Why Is Cliffs Using Its Precious Cash To Buy Back Shares?

Aug.26.14 | About: Cliffs Natural (CLF)

Summary

Cliffs Natural Resources recently announced its intention to buy back as much as $200M of its own shares.

In light of a heavy debt load, declining revenues and a negative cash flow position, this is a curious time to be authorizing a $200M stock buyback.

If iron ore prices begin to recover, this could ultimately prove to be a smart move, but there's significant downside risk and it feels like a gamble.

The stock buyback could foreshadow a cut in the dividend, as Cliffs may be choosing to redirect its available cash.

Cliffs could be counting on asset sales to fund the stock buyback, but finding buyers for its assets could ultimately prove difficult.

Did I hear this latest bit of Cliffs (NYSE:CLF) news correctly? The board has decided to approve a $200M share buyback program? Is this the same company that is carrying roughly $3.5B in debt, but only has about $360M in cash on hand? Is this the same company whose revenues have declined 26% quarter-over-quarter? Is this the same company that went cash flow-negative in the most recent quarter? This is the company that decided it's time to buy back its own shares?

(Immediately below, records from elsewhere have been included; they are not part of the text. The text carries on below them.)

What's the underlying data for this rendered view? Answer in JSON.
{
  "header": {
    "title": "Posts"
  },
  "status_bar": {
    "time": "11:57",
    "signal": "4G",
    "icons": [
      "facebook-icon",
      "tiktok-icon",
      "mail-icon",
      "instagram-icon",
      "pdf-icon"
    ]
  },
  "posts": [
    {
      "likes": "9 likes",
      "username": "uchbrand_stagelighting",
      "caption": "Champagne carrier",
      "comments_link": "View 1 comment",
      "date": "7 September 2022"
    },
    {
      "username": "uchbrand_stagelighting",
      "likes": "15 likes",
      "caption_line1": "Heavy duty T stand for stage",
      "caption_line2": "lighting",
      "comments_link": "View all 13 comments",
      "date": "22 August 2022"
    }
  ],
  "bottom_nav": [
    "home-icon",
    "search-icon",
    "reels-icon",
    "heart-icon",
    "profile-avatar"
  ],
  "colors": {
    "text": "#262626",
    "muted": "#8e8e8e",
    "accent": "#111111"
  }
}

Obviously, there's an optimistic view and a pessimistic view that comes with a move like this. The board obviously feels that there is some value to be had in such a move and there's an argument to be made in favor of a stock buyback. The stock price is at the lowest level it's been at in years. Buying shares in the current environment is essentially buying at a deep discount. It's a strategy that worked for Bank of America (NYSE:BAC) recently as it was weighing the choice of buying back discounted shares or raising the dividend. It ended up buying back its own low-priced shares (but ultimately ended up raising the dividend too). It's a legitimate strategy as long as there's a rebound in the future. With Cliffs, that's not necessarily a certainty.

It's also worth asking where the money is going to come from for this. Casablanca, prior to taking over the board, left little uncertainty in its desire to divest Cliffs of underperforming and non-core assets. They want to rid themselves of the Bloom Lake facility as quickly as possible, and the money could come from that sale, but nothing is imminent on that front, and potential buyers could be scarce.

One of my initial thoughts is that this move could be portending a dividend cut. Cliffs spends about $100M a year in dividend payments to shareholders. The 4% yield on the stock is nice for investors, but it's also a number that's pushing the limits of sustainability. If the board decides that there's more value in a stock repurchase, it could essentially swap one for the other.

But is a stock buyback a wise decision at all at this point? The company is saddled with a huge amount of debt, and it would seem that any available cash would be better used on that. Even if the cash isn't used to address debt, a company that is bleeding cash and experiencing declining revenues with no immediate relief in sight should be hanging on to its cash to get through the current rough period. Cliffs continues to cut back on capital expenditures to save money, but there comes a point where you simply can't cut back any more. If iron ore prices haven't started recovering by then, it could be tough staying afloat.

Conclusion

The new Cliffs board has been resolute in its desire to return value to shareholders, and this announcement falls in line with that goal. And it's worth noting that Cliffs would have up until the end of 2015 to make the buyback, so it's not like it's going to be dropping the cash tomorrow. But this strikes me as a move made by the board to demonstrate its ability to increase shareholder value at the expense of longer-term planning.

Given the current iron ore environment, it would seem a wiser choice to either hang on to cash or pay off debt. If Cliffs completes the share buyback and iron ore prices start rising again, this will look like a smart move. But at this point, it's a bit of a gamble. And if the board is wrong, it could mean serious consequences.

Disclosure: The author has no positions in any stocks mentioned, and no plans to initiate any positions within the next 72 hours.

The author wrote this article themselves, and it expresses their own opinions. The author is not receiving compensation for it (other than from Seeking Alpha). The author has no business relationship with any company whose stock is mentioned in this article.